The crank shaft has been correctly grounded and the OD of the flange is perfectly centered and the transmission shaft since all the faces of the flanges have been trued is also correctly centered. The triple gears pins are also running in a concentric circle with the crank shaft. Only think out of round for 0,02 is the circumference of the flywheel; I have no problem with the starter gear since it is a 1913 engine. I suppose that all the holes in the flywheel including the housing (?) for the crankshaft flange have been machined together but separately from the OD of the fly wheel. I think it is better to leave like this or just machine the face of the housing (?) of the fly wheel where the flywheel is bolted to the shaft in order to eliminate the lateral run out of the fly wheel.
What I fear is that also the magnets will be out of round and I will have to balance the crank shaft and fly wheel with the magnets on.
What's to fear about balancing the flywheel and crankshaft with the magnets attached? You must do that. Not only the weight, but the dimensions of the magnets vary, so you cannot simply attach magnets to a balanced flywheel and expect the assembly to be balanced as well. While its true the magnets collect the metal dust from drilling balancing holes, its easy to clean up. When you drill holes in the flywheel, either drill in the circumference or the triple gear side on the outside edge. I see no pressing need to machine the flywheel so the circumference has zero run out.
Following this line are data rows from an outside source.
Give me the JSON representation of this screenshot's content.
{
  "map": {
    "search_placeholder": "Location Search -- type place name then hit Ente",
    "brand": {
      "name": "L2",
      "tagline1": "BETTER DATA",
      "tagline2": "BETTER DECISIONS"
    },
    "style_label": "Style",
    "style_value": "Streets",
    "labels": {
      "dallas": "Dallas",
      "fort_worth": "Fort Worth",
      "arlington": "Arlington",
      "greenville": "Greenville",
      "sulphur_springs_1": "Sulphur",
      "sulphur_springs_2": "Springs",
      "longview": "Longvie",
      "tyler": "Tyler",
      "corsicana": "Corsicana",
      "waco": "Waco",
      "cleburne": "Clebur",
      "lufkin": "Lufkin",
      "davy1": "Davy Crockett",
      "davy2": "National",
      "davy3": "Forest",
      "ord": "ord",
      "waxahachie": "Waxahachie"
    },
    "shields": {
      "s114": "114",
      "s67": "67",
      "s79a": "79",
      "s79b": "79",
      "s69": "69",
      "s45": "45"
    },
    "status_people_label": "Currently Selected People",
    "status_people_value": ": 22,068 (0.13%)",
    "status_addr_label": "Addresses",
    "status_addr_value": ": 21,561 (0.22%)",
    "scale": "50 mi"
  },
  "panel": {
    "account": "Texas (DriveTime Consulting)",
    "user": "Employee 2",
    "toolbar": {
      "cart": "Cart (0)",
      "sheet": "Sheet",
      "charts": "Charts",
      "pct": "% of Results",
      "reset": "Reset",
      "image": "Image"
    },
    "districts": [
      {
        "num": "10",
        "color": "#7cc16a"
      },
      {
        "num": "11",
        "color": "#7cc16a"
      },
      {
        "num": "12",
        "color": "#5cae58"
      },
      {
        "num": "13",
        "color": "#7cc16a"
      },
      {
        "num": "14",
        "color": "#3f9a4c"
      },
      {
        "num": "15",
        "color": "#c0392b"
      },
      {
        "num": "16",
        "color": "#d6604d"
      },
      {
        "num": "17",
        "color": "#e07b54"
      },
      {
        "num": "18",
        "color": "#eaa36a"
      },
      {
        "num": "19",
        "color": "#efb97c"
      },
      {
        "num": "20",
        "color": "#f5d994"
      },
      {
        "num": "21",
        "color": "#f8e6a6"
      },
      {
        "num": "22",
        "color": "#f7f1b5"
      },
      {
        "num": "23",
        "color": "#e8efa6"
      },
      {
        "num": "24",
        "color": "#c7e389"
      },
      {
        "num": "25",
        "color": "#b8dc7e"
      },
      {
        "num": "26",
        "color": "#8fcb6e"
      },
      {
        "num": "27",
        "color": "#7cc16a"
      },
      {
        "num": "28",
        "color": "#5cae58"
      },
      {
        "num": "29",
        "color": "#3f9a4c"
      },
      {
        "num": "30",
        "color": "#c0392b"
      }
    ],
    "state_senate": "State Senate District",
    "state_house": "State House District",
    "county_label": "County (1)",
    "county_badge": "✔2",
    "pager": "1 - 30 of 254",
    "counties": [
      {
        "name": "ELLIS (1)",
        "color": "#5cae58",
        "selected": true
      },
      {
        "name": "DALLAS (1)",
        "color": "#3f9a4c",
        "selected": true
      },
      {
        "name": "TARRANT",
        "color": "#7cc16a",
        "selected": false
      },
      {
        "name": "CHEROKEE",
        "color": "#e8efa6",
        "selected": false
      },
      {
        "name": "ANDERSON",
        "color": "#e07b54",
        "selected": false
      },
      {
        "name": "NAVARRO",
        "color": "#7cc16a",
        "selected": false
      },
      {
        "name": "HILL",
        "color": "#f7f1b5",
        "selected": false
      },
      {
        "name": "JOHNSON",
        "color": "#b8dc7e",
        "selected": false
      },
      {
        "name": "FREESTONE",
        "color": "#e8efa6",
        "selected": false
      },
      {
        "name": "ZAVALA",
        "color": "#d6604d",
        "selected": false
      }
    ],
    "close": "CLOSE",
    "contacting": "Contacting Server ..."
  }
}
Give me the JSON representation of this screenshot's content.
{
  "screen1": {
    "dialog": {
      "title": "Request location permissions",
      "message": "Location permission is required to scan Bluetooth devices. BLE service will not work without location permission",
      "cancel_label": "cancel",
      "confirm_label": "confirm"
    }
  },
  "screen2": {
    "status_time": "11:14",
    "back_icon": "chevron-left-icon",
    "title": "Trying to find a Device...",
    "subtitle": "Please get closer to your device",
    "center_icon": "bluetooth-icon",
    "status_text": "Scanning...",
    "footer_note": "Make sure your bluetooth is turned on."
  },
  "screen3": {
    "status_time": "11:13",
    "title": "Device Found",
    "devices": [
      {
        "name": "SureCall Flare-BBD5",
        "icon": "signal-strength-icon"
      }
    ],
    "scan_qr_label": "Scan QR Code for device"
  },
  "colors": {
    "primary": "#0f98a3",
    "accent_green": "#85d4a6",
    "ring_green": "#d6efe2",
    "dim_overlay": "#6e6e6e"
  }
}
Balancing will suffice.
I agree with Richard and Royce. All should be well if the assembly is balanced.